A new skin for winter tourism
“The prospects for traditional winter tourism are not good. The decrease in snowfall is one of many issues. For instance, we must consider the permanence of a sufficiently thick layer of snow for at least 100 days a year or, at least, in certain periods of the year such as winter holidays,” says Andrea Bigano, researcher of Economic analysis of Climate Impacts and Policy Division of CMCC.
In the Alps, the only ski resorts likely to survive are the ones found 1,800 metres above sea level. Furthermore, the use of man-made snow will not change the long term situation. “The snowmaking time is up because it requires a huge amount of water and energy. The first limit, in particular, is linked to the growing scarcity of water and therefore to competition with other uses,” adds Bigano, suggesting that next year’s winter tourism must change skin.
Distributing the tourism flows throughout the whole year would be a win-win solution, laying the foundations for a less intensive exploitation of Alps. “Winter tourism is the golden goose of mountain places but it isn’t the only one. Due to Covid restrictions, in the last two years people have reevaluated summer stays. Moreover, the spread of remote working changed the habits of several second-home owners: they spent more time, in different periods, in the mountains than before,” says Bigano.
These different ways of living the mountains requires a change in people’s attitudes and expectations but also adaptation strategies. “Climate change will affect mountains all year round, with impacts on biodiversity, water resources, forests (and hence on forest fire risk). Thus, the transition towards a diversified use of the mountains throughout the year must be coupled with appropriate risk prevention measures and adaptation strategies,” concludes Bigano.
Putting forth solutions
Local operators also recognise this reality. “Mass ski tourism is a thing of the past and we can’t keep fooling ourselves into thinking that it will continue to be as it was,” says mountain guide and ski instructor Michele Comi, who has spent the better part of his life in the mountains, whether this be for skiing, climbing or trekking.
Comi believes that although the local economies of many mountain communities in the Alps have become reliant on skiing there are ways around this.
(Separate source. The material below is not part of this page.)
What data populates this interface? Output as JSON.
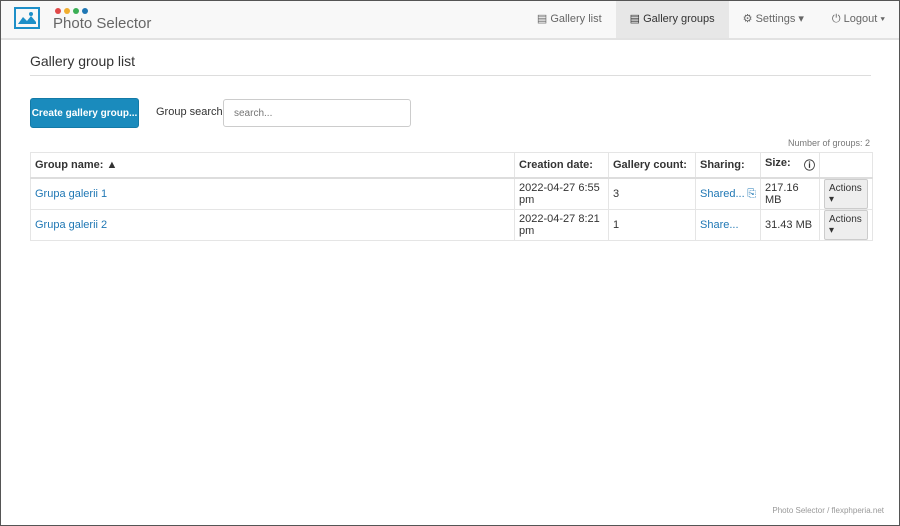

In 2004, Comi became one of the founders of MelloBloccco, a music and climbing festival held in the majestic Val di Mello in the Italian Alps which soon gained global notoriety.
Bringing this event to a small mountain community led to the area becoming renowned around the world for climbing which in turn has led to year round tourism in an area that has traditionally relied on seasonal mass tourism.
“We need to help these mountain communities find their identity and express it in a balanced way,” continues Comi. “Although we will have increasingly less snow, we can still provide people that want to go to the mountains with meaningful experiences.”
A view that was also echoed by Rosalaura Romeo, Programme Coordinator of the Mountain Partnership Secretariat at the Food and Agricultural Association of the United Nations (FAO), in a previous piece written for Foresight, where we took an in depth look at how mountain communities can embark on a more sustainable relationship with tourism through diversification.
What is certain is that if funds continue to be allocated towards developing more and higher ski resorts then mountain areas are embarking on a losing race against the climate. In the words of renowned Italian journalist and writer Michele Serra, “If the winter disappears we can’t fool ourselves into thinking that we can engineer it.”
Cove picture by Lucas Seitz @Unsplash